Steve Wozniak returned Thursday afternoon after news he was seeking an Australian citizenship. But Woz doesn't want to be an Aussie.

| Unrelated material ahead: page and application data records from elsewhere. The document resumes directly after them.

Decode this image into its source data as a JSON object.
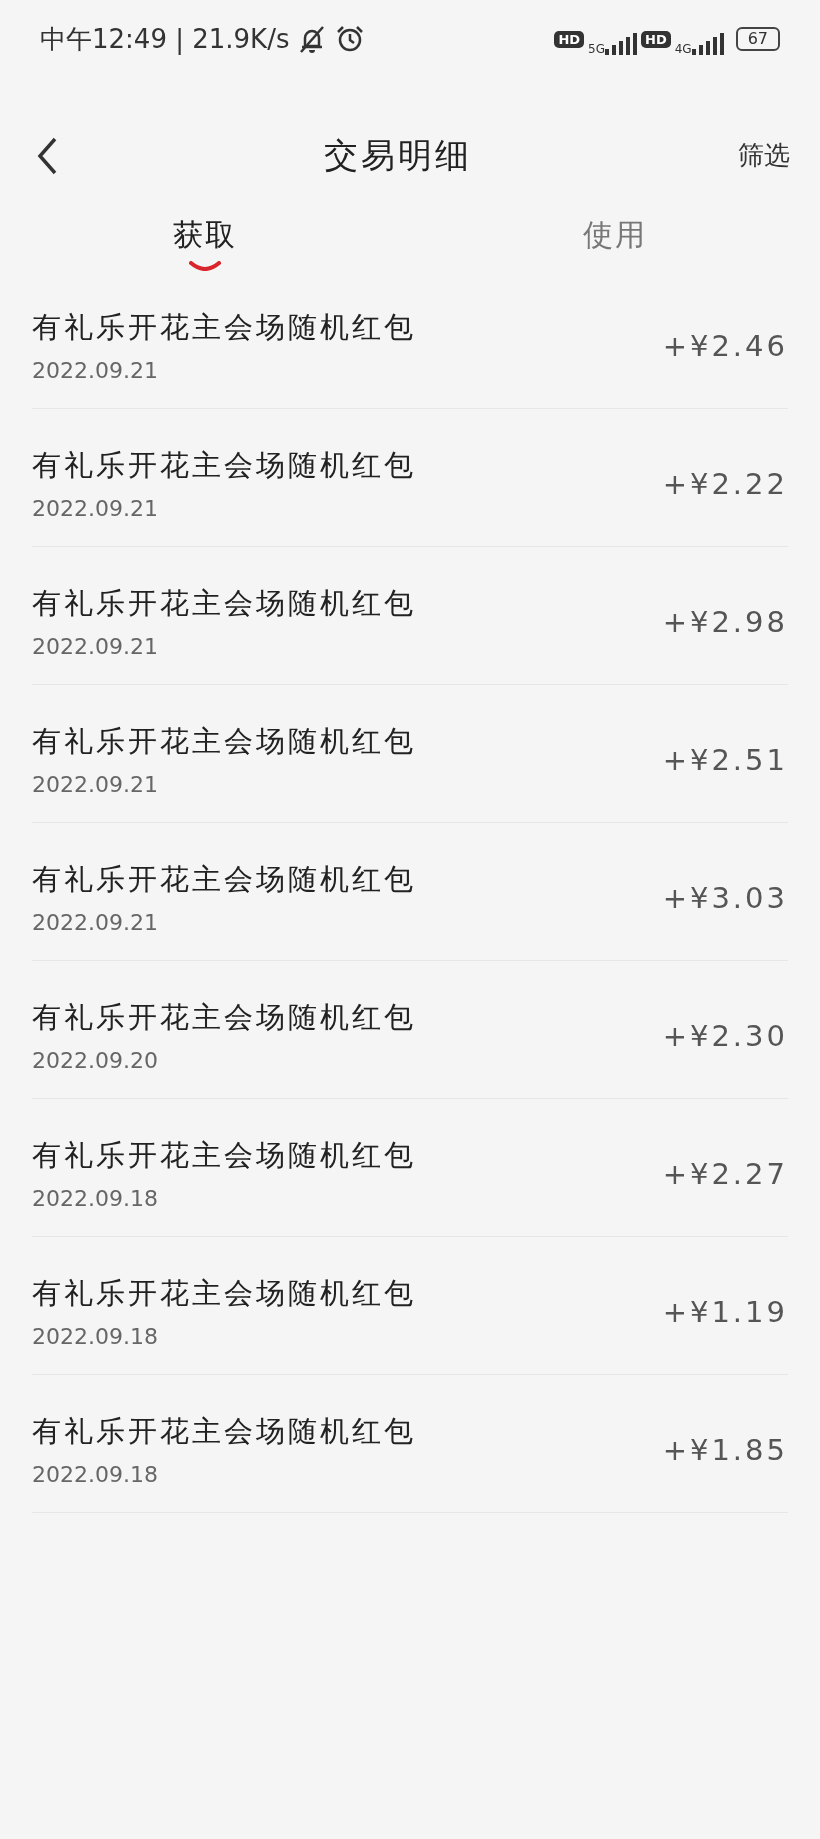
{
  "status_bar": {
    "time": "中午12:49 | 21.9K/s",
    "sim1": {
      "badge": "HD",
      "network": "5G"
    },
    "sim2": {
      "badge": "HD",
      "network": "4G"
    },
    "battery": "67"
  },
  "header": {
    "title": "交易明细",
    "action": "筛选"
  },
  "tabs": [
    {
      "label": "获取",
      "selected": true
    },
    {
      "label": "使用",
      "selected": false
    }
  ],
  "transactions": [
    {
      "title": "有礼乐开花主会场随机红包",
      "date": "2022.09.21",
      "amount": "+¥2.46"
    },
    {
      "title": "有礼乐开花主会场随机红包",
      "date": "2022.09.21",
      "amount": "+¥2.22"
    },
    {
      "title": "有礼乐开花主会场随机红包",
      "date": "2022.09.21",
      "amount": "+¥2.98"
    },
    {
      "title": "有礼乐开花主会场随机红包",
      "date": "2022.09.21",
      "amount": "+¥2.51"
    },
    {
      "title": "有礼乐开花主会场随机红包",
      "date": "2022.09.21",
      "amount": "+¥3.03"
    },
    {
      "title": "有礼乐开花主会场随机红包",
      "date": "2022.09.20",
      "amount": "+¥2.30"
    },
    {
      "title": "有礼乐开花主会场随机红包",
      "date": "2022.09.18",
      "amount": "+¥2.27"
    },
    {
      "title": "有礼乐开花主会场随机红包",
      "date": "2022.09.18",
      "amount": "+¥1.19"
    },
    {
      "title": "有礼乐开花主会场随机红包",
      "date": "2022.09.18",
      "amount": "+¥1.85"
    }
  ]
}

Instead he wants to live in New Zealand.
Stepping off an 11-hour flight, the Apple co-founder confirmed reports that he's applied for Australian citizenship, that he had no interest in dropping his American citizenship and that he and his wife, Janet Hill, simply love New Zealand.
Australia and New Zealand have few restrictions for their residents when it comes to living in the other's country, with New Zealand's approach being almost seamless:
If you’re an Australian citizen you will usually be allowed to live, work or study in New Zealand and won't need to apply for any type of visa before traveling.
Woz's plan to keep his American citizenship means he will enjoy no tax advantages, and, in fact, he will pay more.
Loading two roller bags and a backpack into his wife's black Prius, Wozniak said, "Listen, I would never pay that kind of money for that kind of visa if I weren't serious (about Australian citizenship)."
The residency visa application is the first step toward citizenship Down Under for professionals and other skilled migrants.
Woz has been a fixture in the South Bay since founding Apple Computer with his friend Steve Jobs on April 1, 1976. Wozniak was instrumental in the creation of the San Jose Children's Museum as well as the Shoreline Amphitheater.
He could often be spotted rolling around Los Gatos on his Segway scooter.
Wozniak is presently chief scientist at Fusion-io Inc., a Salt Lake City-based maker of flash-memory technologies, according to Bloomberg.